As a male, I think I can see what happened to John. The temptation was just too much. He was thinking with something other than his brain. The idea that humans behave logically is shown by what happened in Mass. We're an emotional breed and do some really stupid things.

I do wish for John and Elizabeth some level of peace with what has happened. Reconciliation is probably out of the question, but forgiveness on some level is important to their well-being. They had a hell of a track record until the wheels came off.
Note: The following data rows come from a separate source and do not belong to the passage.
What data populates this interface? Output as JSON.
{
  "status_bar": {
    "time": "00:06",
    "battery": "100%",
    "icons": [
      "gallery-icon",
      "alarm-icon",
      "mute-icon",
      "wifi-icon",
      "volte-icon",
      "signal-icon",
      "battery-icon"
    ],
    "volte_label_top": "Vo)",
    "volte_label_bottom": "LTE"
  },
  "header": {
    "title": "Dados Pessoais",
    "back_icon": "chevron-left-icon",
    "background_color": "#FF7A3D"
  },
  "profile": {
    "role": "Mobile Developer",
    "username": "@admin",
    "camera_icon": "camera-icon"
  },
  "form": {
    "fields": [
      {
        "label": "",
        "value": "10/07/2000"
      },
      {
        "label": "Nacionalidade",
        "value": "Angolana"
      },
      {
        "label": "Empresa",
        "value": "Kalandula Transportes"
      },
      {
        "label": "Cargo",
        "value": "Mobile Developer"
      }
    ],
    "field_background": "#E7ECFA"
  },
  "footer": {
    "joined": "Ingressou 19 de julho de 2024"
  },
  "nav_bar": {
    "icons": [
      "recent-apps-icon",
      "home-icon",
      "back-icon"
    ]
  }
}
Anonymous Anonymous said...
please let us recall basics: john edwards had a real shot as the democratic nominee for presidency. then he had a real shot as the nominee for vice-presidency. if he had been on the ticket and the affair then exposed, it likely would have dashed democratic chances for victory in nov '08.

THAT is the true recklessness of his actions (as well as his enabler in chief, elizabeth).

Anonymous DB said...
Wouldn't it be nice if we could finally stop giving so much attention to this kind of personal bullshit? I wasn't going to vote for Edwards for Pope, and we're all flawed. And Elizabeth Edwards has a right to re-part John's hair with a 9-iron, as far as I'm concerned.

However, it's interesting to note that so many folks *wanted* to believe in the Saint Elizabeth image. (I'm one of them.)

These issues are linked. Our politicians and celebrities aspire to sit atop pedestals, and we obligingly put them there, knowing there is nowhere to go but down.

We betray a lack of maturity of thought in this manner.

What's needed is not a cynical, "fuck 'em, they're all corrupt" attitude, but a realistic belief that everyone we vote for, or against, is deeply flawed in some way. Like us.

We accept our own flaws, and those of our friends. Why must we believe that our political heroes are pure, when we are not?

Otherwise, we are doomed to repeat this cycle again and again, and the only winners will be the bottom-feeding writers of alleged tell-all books.

Blogger Unknown said...
I know this piece is primarily about Elizabeth, but here's what I don't understand: how is it that Edwards is "a lying, cheating scumbag" for lying about something that had absolutely nothing to do with the rest of the country while Obama isn't an even bigger "lying, cheating scumbag" for lying about restoring the Constitution as the rule of law and fixing our disastrous health care system? The sort of irrational judgmentalism you're leveling at how other people run their marriage smacks of the same sanctimonious horseshit that you're criticizing the media for directing at Elizabeth.

Blogger : smintheus :: said...
As appalling as the media's trashing has been of Elizabeth Edwards as a harpy, in her public life she deserves a hell of a lot of blame for facilitating and even encouraging her husband's pursuit of the presidency after she knew about his affair. It was bound to come out sooner or later, so the two of them recklessly endangered the Democrats' electoral prospects.